16 St Barnabas Street, London, SW1W 8PE www.roussillon.co.uk

I think it was when the keen young waiter gamely attempted to interest us in his breadbasket for around the sixth time that P’s patience finally snapped. ‘If he reappears with that bread one more time,’ she snarled to me sotto voce, ‘he’s going to find himself with a mini baguette in an unusual place.’

It’s hard to be cruel to someone obviously trying so hard and, to be fair, the bread was high quality. Like endless glass refilling though, relentless bread touting can soon begin to wear on the nerves.

This was the only negative part to dinner at Roussillon under new chef Dan Gill formerly at Midsummer House and Le Manoir Aux Quat Saisons. His arrival at Roussillon, after previous chef Alex Gauthier upped and went to Soho, has galvanised the generally Francophile menu particularly with innovative ways using vegetables. In fact you can have an award -winning vegetarian tasting menu ‘Menu Legumes’, something not easy to find in London and especially not at this level.

Tucked away in a side street, in what was once apparently a pub in the 60s, Roussillon is a neighbourhood restaurant serving some pretty well off neighbours. Although appearing a bit stuffy, what with two types of butter, salted and unsalted, a frippery that always excites the novice eater but which to me always seems rather daft, it’s actually quite relaxed and friendly.

The room is rather brightly lit, which I suppose is better than being so moody you have to read the menu by the light of Blackberry. It’s the level of lighting you might have at home, just a tad too harsh to be romantic.

Nonetheless I am amorously inclined towards the menu. No individual dish prices, simply £60 for three courses, which makes things simple if you’re on a date, as some couples seem to be. You can spot them because they actually seem to be interested in one another, while more established couples surreptitiously look at their watches, silently calculating how long they can leave the babysitter before she demands extra money and a cab home.

And so as the bread man fades away, we get our starters. Coddled egg and pumpkin, blue cheese and red onion jam for me, as it sounded so unusual. It’s certainly autumnal in that it’s a bit on the chilly side. Maybe that’s how chef serves it, but I felt it spoilt the dish. Lukewarm egg in lukewarm pumpkin leaves me cold. A shame because the blue cheese against the pumpkin was a good contrast and overall it was a colourful, challenging and fun dish for vegetarians, who often have to make do with far less. A bit more salt wouldn’t have gone amiss though.

Pan seared hand dived Scottish scallops apple puree, ginger and fresh apple was more traditional. Nothing challenging there, old friends reunited in fact. The presentation and the texture contrasts were what won us over; crispy batons of fresh apple, a smooth puree and expertly cooked scallops that were a decent size and well caramelised. Ginger and apple always work together and here was no exception.

There’s lots of fish on the menu at Roussillon, fish being the halfway house between meat eating and vegetarianism.

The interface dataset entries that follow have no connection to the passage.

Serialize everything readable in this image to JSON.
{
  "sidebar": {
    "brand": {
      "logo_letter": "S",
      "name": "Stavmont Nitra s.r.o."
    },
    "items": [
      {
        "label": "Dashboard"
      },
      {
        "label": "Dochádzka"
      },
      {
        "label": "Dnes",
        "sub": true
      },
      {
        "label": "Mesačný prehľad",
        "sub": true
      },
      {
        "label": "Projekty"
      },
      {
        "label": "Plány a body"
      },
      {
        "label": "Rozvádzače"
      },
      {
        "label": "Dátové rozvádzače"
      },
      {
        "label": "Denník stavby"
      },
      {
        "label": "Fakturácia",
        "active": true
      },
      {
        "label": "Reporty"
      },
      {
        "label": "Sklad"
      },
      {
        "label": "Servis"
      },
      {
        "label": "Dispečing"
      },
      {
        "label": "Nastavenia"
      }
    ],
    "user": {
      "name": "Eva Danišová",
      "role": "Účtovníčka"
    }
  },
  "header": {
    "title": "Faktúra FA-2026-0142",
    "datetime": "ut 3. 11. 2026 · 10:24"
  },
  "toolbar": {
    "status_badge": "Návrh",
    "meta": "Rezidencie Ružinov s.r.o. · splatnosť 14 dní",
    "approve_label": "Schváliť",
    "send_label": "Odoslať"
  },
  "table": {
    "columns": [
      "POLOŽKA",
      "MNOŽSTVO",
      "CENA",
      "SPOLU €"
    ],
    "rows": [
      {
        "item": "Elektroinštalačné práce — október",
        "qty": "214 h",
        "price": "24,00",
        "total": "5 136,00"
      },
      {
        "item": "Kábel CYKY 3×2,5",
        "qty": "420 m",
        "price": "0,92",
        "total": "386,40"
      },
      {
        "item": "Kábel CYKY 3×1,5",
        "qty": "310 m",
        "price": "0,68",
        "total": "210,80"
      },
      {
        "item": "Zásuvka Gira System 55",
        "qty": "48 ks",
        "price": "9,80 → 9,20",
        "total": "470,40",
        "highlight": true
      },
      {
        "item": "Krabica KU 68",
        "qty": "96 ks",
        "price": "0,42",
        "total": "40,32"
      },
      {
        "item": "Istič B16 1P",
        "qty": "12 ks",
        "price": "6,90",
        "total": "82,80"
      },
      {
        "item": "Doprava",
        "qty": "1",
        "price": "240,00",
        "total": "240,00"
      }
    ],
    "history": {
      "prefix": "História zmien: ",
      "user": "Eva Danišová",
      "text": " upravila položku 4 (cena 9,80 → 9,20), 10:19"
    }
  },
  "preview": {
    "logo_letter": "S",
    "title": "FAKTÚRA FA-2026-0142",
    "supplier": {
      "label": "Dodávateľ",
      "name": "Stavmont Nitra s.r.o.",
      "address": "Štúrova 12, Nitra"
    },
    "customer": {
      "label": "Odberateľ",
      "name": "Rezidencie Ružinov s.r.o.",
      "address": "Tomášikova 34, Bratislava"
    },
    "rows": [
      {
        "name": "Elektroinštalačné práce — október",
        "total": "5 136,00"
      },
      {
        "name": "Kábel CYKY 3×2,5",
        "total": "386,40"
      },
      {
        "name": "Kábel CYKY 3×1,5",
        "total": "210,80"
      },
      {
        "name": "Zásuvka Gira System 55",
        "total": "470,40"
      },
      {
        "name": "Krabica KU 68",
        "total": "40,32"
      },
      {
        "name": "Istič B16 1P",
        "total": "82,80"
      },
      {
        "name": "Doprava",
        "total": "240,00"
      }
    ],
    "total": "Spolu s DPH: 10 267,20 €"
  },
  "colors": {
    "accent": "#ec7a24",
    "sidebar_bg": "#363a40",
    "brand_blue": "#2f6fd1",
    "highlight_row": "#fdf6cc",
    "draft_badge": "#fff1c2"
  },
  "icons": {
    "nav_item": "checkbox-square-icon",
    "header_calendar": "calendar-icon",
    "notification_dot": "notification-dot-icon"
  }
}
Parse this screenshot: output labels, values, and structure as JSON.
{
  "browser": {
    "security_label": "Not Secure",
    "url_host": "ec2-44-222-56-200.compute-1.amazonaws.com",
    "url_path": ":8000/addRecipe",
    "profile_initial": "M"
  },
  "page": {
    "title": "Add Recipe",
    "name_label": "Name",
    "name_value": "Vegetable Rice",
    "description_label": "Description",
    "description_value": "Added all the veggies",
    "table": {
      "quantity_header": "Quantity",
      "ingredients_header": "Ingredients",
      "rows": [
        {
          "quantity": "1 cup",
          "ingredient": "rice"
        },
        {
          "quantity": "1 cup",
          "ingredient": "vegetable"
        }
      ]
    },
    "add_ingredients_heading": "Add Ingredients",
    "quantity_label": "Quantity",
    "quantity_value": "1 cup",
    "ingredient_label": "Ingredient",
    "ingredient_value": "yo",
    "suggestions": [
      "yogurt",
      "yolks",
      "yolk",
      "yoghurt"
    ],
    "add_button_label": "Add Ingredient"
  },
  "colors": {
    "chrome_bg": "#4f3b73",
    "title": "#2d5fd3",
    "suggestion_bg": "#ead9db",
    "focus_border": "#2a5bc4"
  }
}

Pan roasted Scottish cod and mussels, cauliflower couscous and a la plancha ‘taste and textures of the sea’ was perfectly executed, the fish well seared, the delicious flesh flaking to the fork.

Cauliflower couscous was an unusual idea but it worked, better still were the thin slices of ‘plancha’d’ cauliflower dotted about. The only thing that jarred was the menu description. I’m sure that Heston also has ‘tastes and textures of the sea’ on his menu, but we expect that kind of thing from the clown prince of Waitrose. Here it seemed out of place and unnecessary because the dish didn’t need marketing support.

Roasted highland venison, poached blackberries celeriac and white chocolate puree, smoked bacon and cabbage, chanterelles, venison and blackberry jus certainly wasn’t short on ingredients, but with venison the main thing you’re looking at is the cooking. Virtually fat free, venison can overcook to toughness in seconds. Roussillon got it bang on right, who wants dull old steak when you can have venison? A great British dish.

Everything that came with the meat made sense, celeriac with its earthy tones, the blackberries that the animal may well have been eating, the simple honesty of well-cooked cabbage with smoked bacon to add that extra dimension. I’d have left out the chocolate, I don’t like chocolate with my mains but that’s personal.

Spiced carrot cake, white chocolate ganache, carrot and orange sorbet is rather a brave thing to put on a fine dining menu, yet carrot cake can be a thing of beauty. Ask any hippie. Here it was a trifle dry, but the sorbet was a loosener and the ganache a touch of class.

So Roussillon is a ship of state, slightly dated in looks and service but eminently seaworthy all the same. The food is high quality, imaginative and well-priced for the area. Oh, and do try the bread.